Today, with more businesses working with globally distributed teams, more workers operate remotely than ever before. Remote work poses businesses with unique security challenges. Because the staff doesn’t work physically on-site, they often rely on their own Wi-Fi networks and devices to access company information.
Setting clear rules for the work of remote employees is a critical part of managing threats remotely. When IT executives agree on how to manage employee safety remotely, the easy availability of rules and best practices ensures that employees can address them anywhere.
Creating a cybersecurity culture — a friendly attitude of an advocate and the general motivation of employees to uphold the integrity of best cybersecurity practices. Make sure you inform and train your staff about the importance of communicating the best cybersecurity practices and best security practices to remote employees. Read on for tips on communicating your cybersecurity expectations and for more information on the security and security of employees remotely.
Watch For Email Phishing
It is also a good idea to make sure your employees know how to detect cyber threats such as phishing emails and work remotely in a secure way. Give employees cybersecurity training and access to the latest information on cybersecurity practices. The training should include information on the basics of cybersecurity, such as the correct use of antivirus software, the importance of security awareness training, and best practices on how to detect phishing emails and prevent random vulnerabilities at home from migrating to the office.
Require Employees to Connect Over VPNs
Phishing attacks, for example, are not unique to employees who work remotely, but they are easy to carry out when employees are in the office and personal devices are used to connect to corporate resources. If employees do not handle sensitive data, it is a good rule of thumb to ask everyone to always log in to a VPN before going online remotely. This will allow you to discover other ways to protect your remote offices, such as remote access control and remote management tools.
Make Two Factor Authentication The Standard
If an employee’s credentials are compromised in a data breach, having strong passwords is sometimes not enough. Two-factor authentication and two-step verification require an extra step to provide an additional layer of security to the accounts of an employee. An email or text message confirmation, or a biometric system such as facial recognition or a fingerprint scan, maybe the extra step.
Practice Good Passwording
Never use the same password on different sites, always use a mixture of letters, numbers, and symbols in the upper and lower case, and make sure all passwords are at least 8 characters long. Although these criteria make it very difficult to remember passwords, there are a number of password management programs available to address this problem. It only takes one password to be compromised if you use your password on several sites to allow hackers access to your other accounts.
Manage Sensitive Data Securely
Strict data protection laws and protocols for cybersecurity make it even more daunting to help remote staff. The issue is that it is hard to prevent workers from using licensed applications that comply with corporate policies. Employees may prefer, for instance, to use their apps or services to send and receive sensitive data while working remotely. Tools such as controlled file transfer (MFT), which provides IT with the requisite security controls to remain compliant without hindering workflows or collaboration between P2P.
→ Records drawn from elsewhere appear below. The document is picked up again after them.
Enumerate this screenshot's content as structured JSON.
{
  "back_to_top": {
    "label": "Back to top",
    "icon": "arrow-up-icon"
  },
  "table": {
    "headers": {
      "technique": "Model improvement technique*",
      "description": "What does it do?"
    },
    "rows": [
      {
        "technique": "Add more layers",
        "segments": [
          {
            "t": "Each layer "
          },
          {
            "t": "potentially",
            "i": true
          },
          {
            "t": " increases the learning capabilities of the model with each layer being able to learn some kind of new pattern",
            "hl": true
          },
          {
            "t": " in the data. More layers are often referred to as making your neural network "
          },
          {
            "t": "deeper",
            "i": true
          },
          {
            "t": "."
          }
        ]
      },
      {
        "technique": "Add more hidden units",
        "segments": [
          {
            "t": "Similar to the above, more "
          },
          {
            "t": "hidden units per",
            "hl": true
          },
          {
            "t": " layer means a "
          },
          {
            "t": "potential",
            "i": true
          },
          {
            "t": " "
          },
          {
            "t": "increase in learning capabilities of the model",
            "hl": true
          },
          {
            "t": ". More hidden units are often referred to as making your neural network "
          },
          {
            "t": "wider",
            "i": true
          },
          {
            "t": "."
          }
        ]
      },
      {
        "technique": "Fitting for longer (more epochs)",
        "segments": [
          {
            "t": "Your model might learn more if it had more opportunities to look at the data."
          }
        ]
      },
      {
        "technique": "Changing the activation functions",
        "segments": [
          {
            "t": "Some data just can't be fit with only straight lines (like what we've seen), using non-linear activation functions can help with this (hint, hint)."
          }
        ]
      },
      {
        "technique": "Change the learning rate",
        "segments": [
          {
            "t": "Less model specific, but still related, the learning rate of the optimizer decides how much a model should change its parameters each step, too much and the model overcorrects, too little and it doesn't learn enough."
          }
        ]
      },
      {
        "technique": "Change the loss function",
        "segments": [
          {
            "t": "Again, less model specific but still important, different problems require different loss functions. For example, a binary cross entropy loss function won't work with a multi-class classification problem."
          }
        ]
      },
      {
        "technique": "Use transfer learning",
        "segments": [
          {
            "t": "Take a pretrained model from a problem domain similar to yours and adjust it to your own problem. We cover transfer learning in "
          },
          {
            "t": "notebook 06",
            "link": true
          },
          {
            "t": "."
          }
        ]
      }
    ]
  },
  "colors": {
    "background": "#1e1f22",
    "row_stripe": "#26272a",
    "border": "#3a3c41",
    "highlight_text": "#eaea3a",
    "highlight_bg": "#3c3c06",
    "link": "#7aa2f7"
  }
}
Video Conferencing Guidance
The main enablers for teleworking are advancements in information technology, such as the expanded availability of video conferencing software devices. It is critical that the criteria for product cybersecurity and risk exposure are adequately counterbalanced against remote access advantages such as ease, usability, speed, and stability.
BackUp And Firewalls
All relevant files should periodically be backed up. Storing a data backup in the cloud is one of the most secure and cost-effective ways to ensure that critical files are backed up. To prevent threats from accessing the system of your business, firewalls serve as a line of defense. This can help prevent the entry of malicious programs and can avoid data leaks from the computers of employees. The computer operating systems of your employees would usually have a firewall built-in.
Software Update Regularly
Make sure they know how to run software upgrades, whether workers are using company equipment or their own computers. Updates or updates to software may provide new or updated features, enhance the reliability of software, add security measures, and uninstall obsolete features. To install patches periodically, activate automatic updates on all remote devices.
Encrypt Sensitive Information
Clear guidelines on how to stay secure while working remotely offer the best chance to protect sensitive corporate data, no matter where it is accessed. To ensure that we share some best practices on cybersecurity to reduce the risk of remote employees falling victim to attacks. Read on to hear what experts say about best practices that can be implemented to ensure safety when working with remote workers.
Just looking after your environment is one of the most important things your employees can learn about working remotely. This applies whether you are traveling by bus, car, or wherever your employee is connected to the internet. Remember that your employees follow best safety practices remotely, such as not keeping laptops’ insight into their cars.
Protecting your business from hackers and cybercrime is extremely important, and while these measures may seem obvious, it is important to review them to ensure that your remote employees develop their best habits to maintain best practices in cybersecurity. Remember to never leave your devices unattended, lock them after use, and not allow strangers to use your mobile devices. Strengthen your organization’s IT security by keeping an eye on your employee’s mobile devices, laptops, and computers.